• [Your task]: In the data, find the word "Волейбол" and copy out every line that has it.

- Opening Delimiter -

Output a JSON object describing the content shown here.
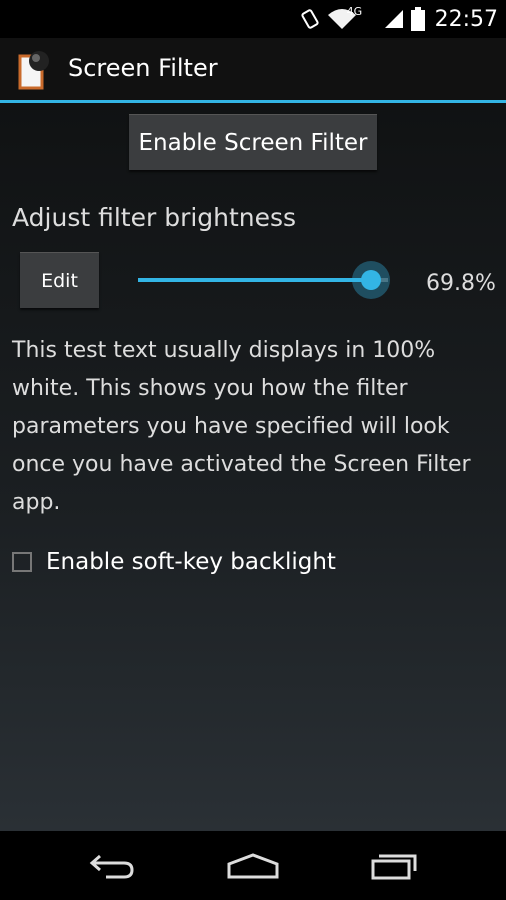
{
  "status_bar": {
    "network": "4G",
    "time": "22:57",
    "icons": [
      "screen-rotation-icon",
      "wifi-icon",
      "signal-icon",
      "battery-icon"
    ]
  },
  "action_bar": {
    "title": "Screen Filter",
    "icon": "app-icon"
  },
  "main": {
    "enable_button_label": "Enable Screen Filter",
    "brightness_heading": "Adjust filter brightness",
    "edit_button_label": "Edit",
    "brightness_value_text": "69.8%",
    "brightness_level": 0.93,
    "test_text": "This test text usually displays in 100% white. This shows you how the filter parameters you have specified will look once you have activated the Screen Filter app.",
    "soft_key_checkbox_label": "Enable soft-key backlight",
    "soft_key_checked": false
  },
  "nav_bar": {
    "buttons": [
      "back-icon",
      "home-icon",
      "recents-icon"
    ]
  },
  "colors": {
    "accent": "#33b5e5",
    "button": "#3b3d3f"
  }
}
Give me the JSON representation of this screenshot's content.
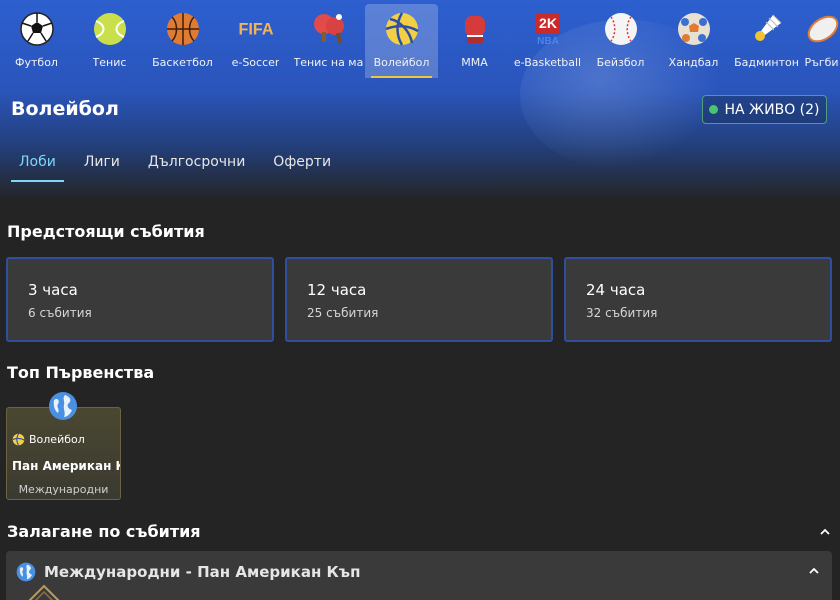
{
  "sports": [
    {
      "label": "Футбол",
      "icon": "soccer-ball-icon"
    },
    {
      "label": "Тенис",
      "icon": "tennis-ball-icon"
    },
    {
      "label": "Баскетбол",
      "icon": "basketball-icon"
    },
    {
      "label": "e-Soccer",
      "icon": "fifa-icon"
    },
    {
      "label": "Тенис на маса",
      "icon": "table-tennis-icon"
    },
    {
      "label": "Волейбол",
      "icon": "volleyball-icon",
      "active": true
    },
    {
      "label": "MMA",
      "icon": "boxing-glove-icon"
    },
    {
      "label": "e-Basketball",
      "icon": "nba2k-icon"
    },
    {
      "label": "Бейзбол",
      "icon": "baseball-icon"
    },
    {
      "label": "Хандбал",
      "icon": "handball-icon"
    },
    {
      "label": "Бадминтон",
      "icon": "shuttlecock-icon"
    },
    {
      "label": "Ръгби",
      "icon": "rugby-icon"
    }
  ],
  "header": {
    "title": "Волейбол",
    "live_label": "НА ЖИВО (2)"
  },
  "tabs": [
    {
      "label": "Лоби",
      "active": true
    },
    {
      "label": "Лиги"
    },
    {
      "label": "Дългосрочни"
    },
    {
      "label": "Оферти"
    }
  ],
  "upcoming": {
    "title": "Предстоящи събития",
    "cards": [
      {
        "time": "3 часа",
        "count": "6 събития"
      },
      {
        "time": "12 часа",
        "count": "25 събития"
      },
      {
        "time": "24 часа",
        "count": "32 събития"
      }
    ]
  },
  "top_leagues": {
    "title": "Топ Първенства",
    "cards": [
      {
        "sport": "Волейбол",
        "name": "Пан Американ Къп",
        "country": "Международни"
      }
    ]
  },
  "event_betting": {
    "title": "Залагане по събития",
    "group_title": "Международни - Пан Американ Къп"
  },
  "colors": {
    "accent_tab": "#7fd6f5",
    "live_dot": "#4cc46e",
    "card_border": "#2f4e9e",
    "hero_blue": "#2d5fcf"
  }
}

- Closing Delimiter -

• [Response to this exercise]:
      "label": "Волейбол",
    "title": "Волейбол",
        "sport": "Волейбол",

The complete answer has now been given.